Introduction to Business Class Projects

Learning about business through a hands-on approach enhances the educational experience.

Interaction and teamwork provide a strong foundation for generating class projects for a business class. Analyzing existing companies, interviewing a CEO and creating fictitious companies all provide the opportunity for students to apply academic learning to a real-life scenario, enhancing the learning experience for everyone involved.

1 Form a Mock Company

Ask students to form small teams and assign each group a pretend-business to create. The mock-business creation process should walk the class through each step of formulating a business, preferably in conjunction with your class syllabus. At the end of the semester or class, each team should present its business to the class, emphasizing each stage of the business-development process, such as writing a business plan, seeking investors, marketing strategies, manufacturing and production.

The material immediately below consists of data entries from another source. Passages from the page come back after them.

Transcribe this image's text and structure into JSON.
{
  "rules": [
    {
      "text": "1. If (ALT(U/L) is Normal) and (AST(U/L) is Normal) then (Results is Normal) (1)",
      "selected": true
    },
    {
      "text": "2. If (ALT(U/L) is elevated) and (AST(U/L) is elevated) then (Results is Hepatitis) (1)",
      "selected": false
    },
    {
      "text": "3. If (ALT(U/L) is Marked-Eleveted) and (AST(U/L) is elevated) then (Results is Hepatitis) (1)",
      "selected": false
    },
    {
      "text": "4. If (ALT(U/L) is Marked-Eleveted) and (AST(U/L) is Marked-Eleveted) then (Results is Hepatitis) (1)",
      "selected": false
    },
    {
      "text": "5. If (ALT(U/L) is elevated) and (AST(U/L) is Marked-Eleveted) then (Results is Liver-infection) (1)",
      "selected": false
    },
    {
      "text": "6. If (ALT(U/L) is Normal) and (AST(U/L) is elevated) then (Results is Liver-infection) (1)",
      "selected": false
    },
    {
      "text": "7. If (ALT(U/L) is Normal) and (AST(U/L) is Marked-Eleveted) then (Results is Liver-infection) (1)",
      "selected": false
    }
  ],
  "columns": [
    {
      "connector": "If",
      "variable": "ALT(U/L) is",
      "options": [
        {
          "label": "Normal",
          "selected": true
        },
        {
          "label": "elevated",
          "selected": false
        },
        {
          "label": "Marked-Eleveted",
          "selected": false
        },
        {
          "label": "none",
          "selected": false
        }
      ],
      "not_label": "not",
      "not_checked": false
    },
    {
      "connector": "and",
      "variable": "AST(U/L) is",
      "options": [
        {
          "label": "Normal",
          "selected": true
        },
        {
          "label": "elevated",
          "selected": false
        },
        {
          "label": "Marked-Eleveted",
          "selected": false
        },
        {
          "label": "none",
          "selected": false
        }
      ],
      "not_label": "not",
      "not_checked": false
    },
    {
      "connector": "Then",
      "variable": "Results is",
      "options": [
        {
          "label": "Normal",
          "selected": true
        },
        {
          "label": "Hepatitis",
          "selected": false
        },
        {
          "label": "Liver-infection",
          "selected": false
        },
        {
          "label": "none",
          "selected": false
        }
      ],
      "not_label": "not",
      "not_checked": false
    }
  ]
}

2 Business Plan Creation

Create a list of businesses and copy them onto individual cards or small pieces of paper. Place all the businesses into a hat and pass it around the classroom so each student may draw a slip of paper. The student will then create a business plan for her chosen business with the intention of seeking outside investors or start-up capital. Plans written for outside funding contain more research into SWOT analysis -- focusing on strengths, weaknesses, opportunities and threats -- and in-depth explanations of the business, its revenue models and the target markets of the entity.

3 Create a Plan for an Existing Company

Tell the students to choose a business from the NASDAQ exchange and create a business plan that reflects the existing structure of the business. Some of their plans will be hypothetical, as access to certain information in the company is restricted, but they can focus on the actual existing customers and products or services the company offers to the public.

4 Interview a CEO

Assign an interview and essay project for each student. The interview must be of a CEO of a business making $500,000 or more in annual revenue and they must present their findings in a formal essay about the CEO's role in the company, how she came to the position and the future of the company under her guidance. Students will also present their findings during the interview to the class in a slide-show presentation with background of the CEO, the company she commands and the future of this company.

Crystal Street is a documentary photographer, an award-winning freelance multimedia producer and writer who is currently based out of Arizona. Street has worked throughout the developing world and studied visual communications at The School of Journalism and Mass Communications at University of North Carolina at Chapel Hill.